NOTE: This content is old - Published: Sunday, Feb 11th, 2018.
Several schools in Flintshire have written to parents following a North Wales Police warning that some youngsters in the area using Snapchat have been exploited and coerced into sharing inappropriate images of themselves.
Police are asking parents to talk to their children about the importance of online safety and check their social media friends lists following a number of reported incidents recently.
Officers from South Flintshire police team say they are dealing with an ever-growing number of online incidents “whereby young people are placing themselves at risk through adding unknown accounts on the social media platform Snapchat.”
Police have particular concerns over the accounts with usernames ‘YOUSEF’ or ‘YOUSEFFOUNI’ or similar, though parents are advised to talk with their children about any accounts they have added from people who they don’t know in the ‘real world.’
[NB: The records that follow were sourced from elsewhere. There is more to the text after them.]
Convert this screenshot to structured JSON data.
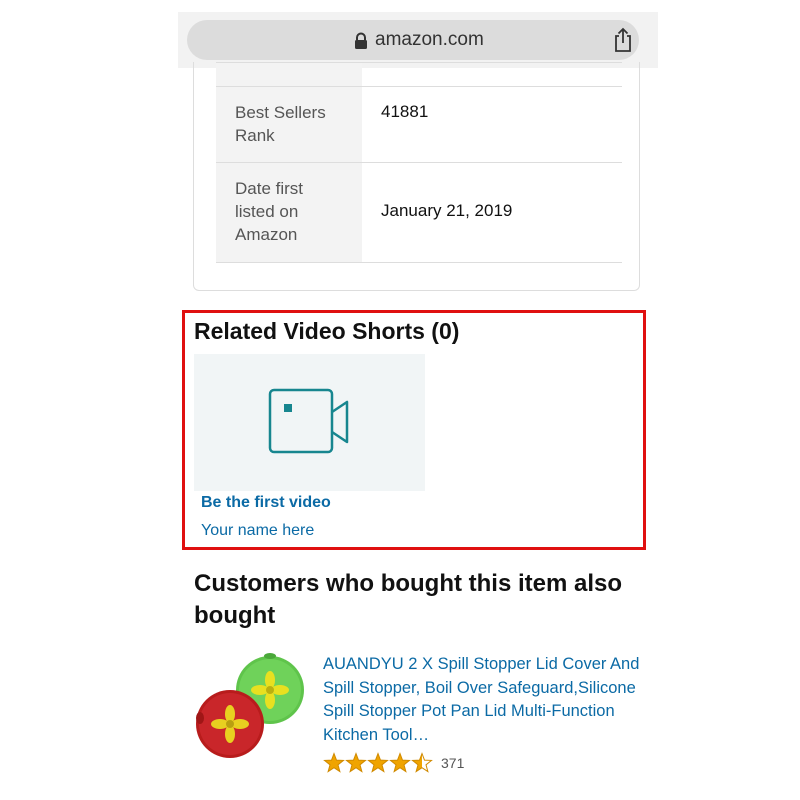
{
  "browser": {
    "url": "amazon.com"
  },
  "product_details": {
    "rows": [
      {
        "label": "Best Sellers Rank",
        "value": "41881"
      },
      {
        "label": "Date first listed on Amazon",
        "value": "January 21, 2019"
      }
    ]
  },
  "related_video_shorts": {
    "heading": "Related Video Shorts (0)",
    "card_title": "Be the first video",
    "card_subtitle": "Your name here"
  },
  "customers_also_bought": {
    "heading": "Customers who bought this item also bought",
    "items": [
      {
        "title": "AUANDYU 2 X Spill Stopper Lid Cover And Spill Stopper, Boil Over Safeguard,Silicone Spill Stopper Pot Pan Lid Multi-Function Kitchen Tool…",
        "rating": 4.5,
        "review_count": "371"
      }
    ]
  },
  "colors": {
    "link": "#0b6aa5",
    "highlight_border": "#e01010",
    "star": "#f0a400",
    "video_icon": "#17868f"
  },
  "icons": [
    "lock-icon",
    "share-icon",
    "video-camera-icon",
    "star-icon"
  ]
}
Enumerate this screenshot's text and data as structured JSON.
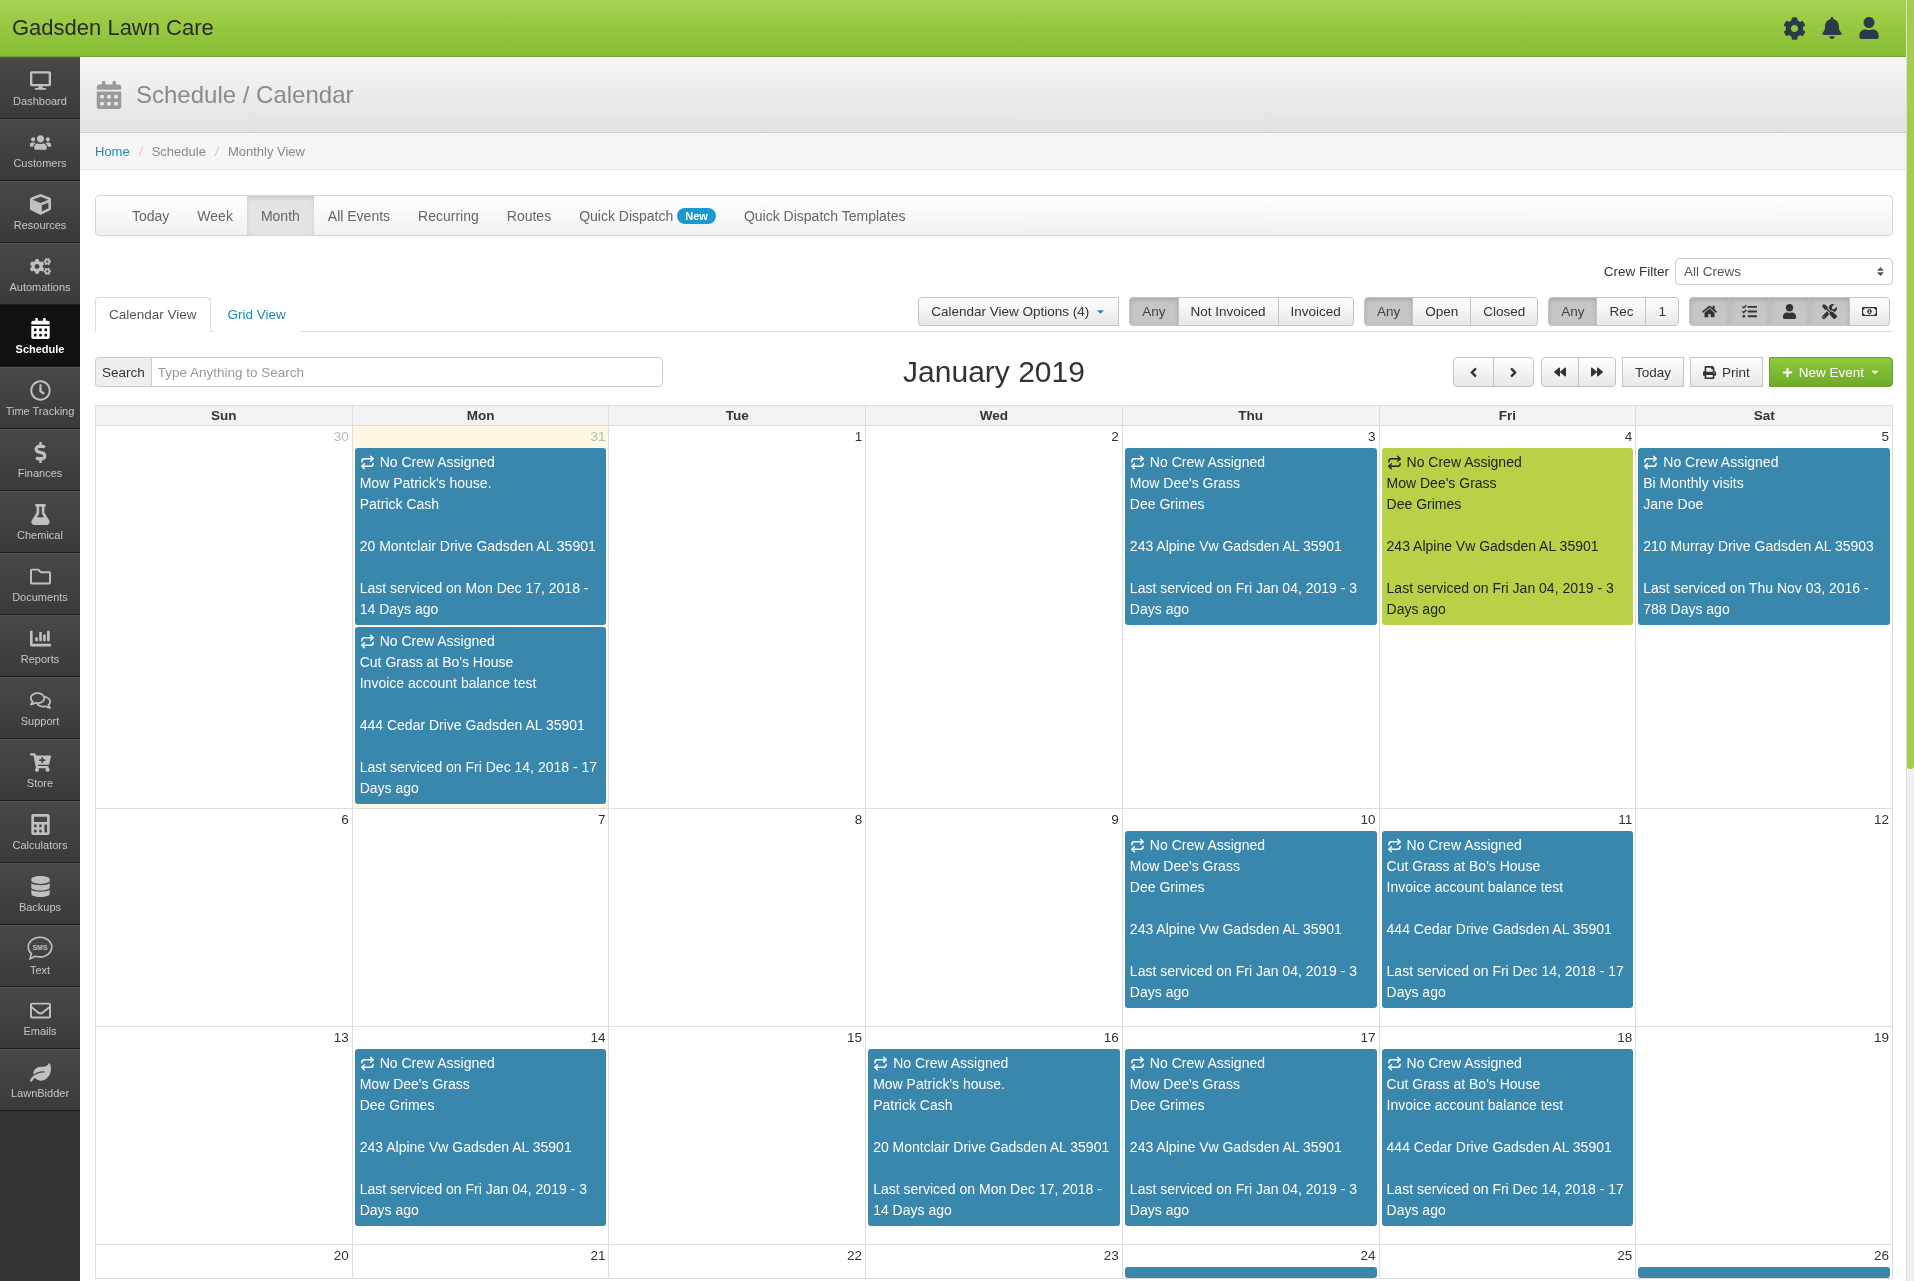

A spokesperson from South Flintshire policing team said;
“In many cases, inappropriate images and conversations have been elicited by this account, which have in turn been used against those same young people on a Snapchat ‘Story’ to humiliate them further or to elicit further images.
The very nature of this popular app means that unscrupulous people are able to exploit young people.
Some have had friendship group messages infiltrated by unknown persons and even had their accounts ‘taken over’ by this user. A number of images have subsequently gone viral, resulting in further unwanted attention and unkind comments.
Although Snapchat are investigating and removing certain accounts, we are informed that some accounts are difficult to trace and more continue to pop up in their place.”
Parents are kindly requested as always to be vigilant in respect of their children’s online activities in relation to the increasing risks of social media and to speak to them about any concerns that they have. The minimum age requirement for social media such as Snapchat is 13 years.”
Snapchat is a picture sharing app that is hugely popular with young people. As of May 2017, the app was attracting 166m users a day.
It is often referred to as ‘the sexting app’ – even though there’s no research showing that to be true, and plenty of anecdotal evidence suggesting that isn’t the reason most teens use it.
The app focuses on capturing ‘moments’ quickly with users taking images and videos and sending them instantly.
The unique feature of Snapchat is that images disappear within seconds. Snapchat users can specify how many seconds they would like their images to be seen by the recipient(s). This can range from 1 to 10 seconds.
Snapchat added a location-sharing feature called Snap Map in June 2017.
This feature has prompted some concern from parents and professionals working with children over privacy, and who can find out the exact location of their kids as you don’t need to be friends with a user for them to see where you are.
To combat this, users can specify who they share their whereabouts with – all their friends or just a select few. They can even set it to ‘ghost mode’, where they can see where others are without sharing their own location.
Thinkuknow – the education programme of The National Crime Agency’s child protection command CEOP – has created a guide for parents and carers to help them understand the functions and features of Snapchat and ways to help young people stay safe while using it.
Everything you need to know about the hugely popular picture sharing app.
Does the fact that photos disappear from Snapchat make it completely safe to use? If things do go wrong, what can you do?
How to be a bit more careful, and a bit better informed, when using Snapchat.
What do you need to know about Snapchat?
Further advice and support
Childline – Information and free, confidential phone counselling for under 19s about sex and relationships.
NSPCC – Help and advice for adults and children who are concerned about the wellbeing of a child they know.
Barnardo’s – Support for children and families who have been affected by CSE.
Internet Watch Foundation – UK internet hotline for anyone to report online child sexual abuse imagery and non-photographic child sexual abuse images anonymously.